If you have the chance to double or triple your global buffers
you most likely may see improved processing of your $O()

This is an important point. Depending on the size of each node, this $order loop could be touching virtually every block in the global. If you read the 4GB test global after setting it, you're reading from a warm buffer pool, whereas the 40GB production global is less likely to be buffered—hence the greater than 10x difference in time.

I don't have a good suggestion for how to make this loop run faster. $prefetchon might help a little. Rather, depending on why you need to perform this operation, I'd either cache the record count (which could then become a hot spot of its own), or maintain an index global (possibly a bitmap).

I ran your code against a production snapshot and got:
elapsed: 7365.54051
w count


elapsed: 10925.91166
w count

As you pointed this is a problem in approach.

This is on enterprise hardware so that is not the issue.

I did change your code to use a second subscript ^XXX("YYY",sub)

as an example of a better approach
w $Order(^XXX("YYY",""),-1)

If your enterprise still uses mechanical disks, that's still a factor that has to be considered

All the blocks required to be read to get through the list can be placed all around the disk/s. And it takes time. On a live system, with many changes, and when a lot of different data is stored, the next block can be far from the previous one. So, on mechanical discs, defragmentation is matter, and may slow the speed.

I don't know the character of your data, but if you have a lot of data, stored in the globals, it will require to read much more blocks, to even just count the items.

And most probably the easiest way to solve it, is just to use bitmap index.

While my global is quite simple, and it's size is about 1.1 GB, or around 18 bytes per record

USER>do ##class(%GlobalEdit).GetGlobalSize("/usr/irissys/mgr/user","YYY",.all,.used)

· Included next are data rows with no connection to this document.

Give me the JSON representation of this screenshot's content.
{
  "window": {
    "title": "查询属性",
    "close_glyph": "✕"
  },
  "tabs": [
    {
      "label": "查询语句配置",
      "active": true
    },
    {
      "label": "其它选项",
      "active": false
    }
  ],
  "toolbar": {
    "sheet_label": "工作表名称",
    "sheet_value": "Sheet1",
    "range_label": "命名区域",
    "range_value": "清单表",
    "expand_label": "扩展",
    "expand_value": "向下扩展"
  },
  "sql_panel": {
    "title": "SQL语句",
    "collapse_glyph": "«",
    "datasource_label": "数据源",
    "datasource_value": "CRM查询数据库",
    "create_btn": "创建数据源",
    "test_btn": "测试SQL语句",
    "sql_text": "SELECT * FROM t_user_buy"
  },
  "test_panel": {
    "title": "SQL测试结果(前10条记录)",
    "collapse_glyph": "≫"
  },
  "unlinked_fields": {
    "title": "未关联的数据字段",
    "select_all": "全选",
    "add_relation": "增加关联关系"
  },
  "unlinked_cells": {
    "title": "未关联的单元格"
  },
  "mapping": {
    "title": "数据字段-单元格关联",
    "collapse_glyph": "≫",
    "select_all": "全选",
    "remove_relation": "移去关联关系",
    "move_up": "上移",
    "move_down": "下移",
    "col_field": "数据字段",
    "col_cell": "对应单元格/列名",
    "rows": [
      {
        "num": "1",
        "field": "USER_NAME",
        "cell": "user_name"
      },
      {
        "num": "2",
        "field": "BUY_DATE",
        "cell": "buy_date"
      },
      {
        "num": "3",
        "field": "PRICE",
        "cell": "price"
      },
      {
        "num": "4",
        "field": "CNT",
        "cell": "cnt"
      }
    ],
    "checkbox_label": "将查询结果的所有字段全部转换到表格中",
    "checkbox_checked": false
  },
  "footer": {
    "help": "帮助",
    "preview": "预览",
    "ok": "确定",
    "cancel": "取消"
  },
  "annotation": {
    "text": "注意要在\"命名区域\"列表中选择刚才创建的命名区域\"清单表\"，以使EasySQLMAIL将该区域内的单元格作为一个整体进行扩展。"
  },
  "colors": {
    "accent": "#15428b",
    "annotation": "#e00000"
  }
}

USER>zw all

USER>w all*1024*1024/65000000

After restarting, with a cold cache, I got 17 seconds

USER>s sub="", count = 0, ts = $zh for { set sub = $Order(^YYY(sub)) quit:sub=""  set count = count + 1 } write !,"elapsed: ", $zh-ts 

elapsed: 16.994676

So, my disk can read around 65MB per sec

Hi Rathinakumar,

One reason may be process contention for same block.

Most application processes work by $Ordering forward from the top of the global down.

When doing table scans, this can results in processes waiting, or running behind another process.

As an alternative for Support and Large Reporting Jobs you can instead "$Order UP" instead.

s sub=$o(^YYY(sub),-1) q:sub=""

Interested if this may mitigate any performance issue caused by contention on a busy system.

In the mean time the answer is already given by Mr Maslennikov and others, but to shorten your runtime,  you could also try a "variablenless" loop, maybe this gives you some seconds more... The emphasis is on "maybe".

// if you have null-subscripts enabled
if $d(^YYY(""))!1 for i=0:1 {quit:$order(@$zr)=""} write i

// if null-subscripts are not enabled
if $d(^YYY(-9E18))!1 for i=0:1 {quit:$order(@$zr)=""} write i

// of course, you can do that on any arbitrary level too
if $d(^YYY(1,2,3,""))!1 for i=0:1 {...} write i

// the value of -9E19 ist just for explanation, use a value suitable for your needs

May I ask for the background, why do you need that node count? 


question is here how is that global being populated/created? Is this global defined by usage of a class inheriting from %Persistent?

If so, a fast way would be to be using %Extent to enumerate all instances and then look at the rowcount.


set query = ##class(%SQL.Statement).%New()
set qStatus = query.%PrepareClassQuery("User.Person","Extent")
set rset=query.%Execute()
d rset.%Display()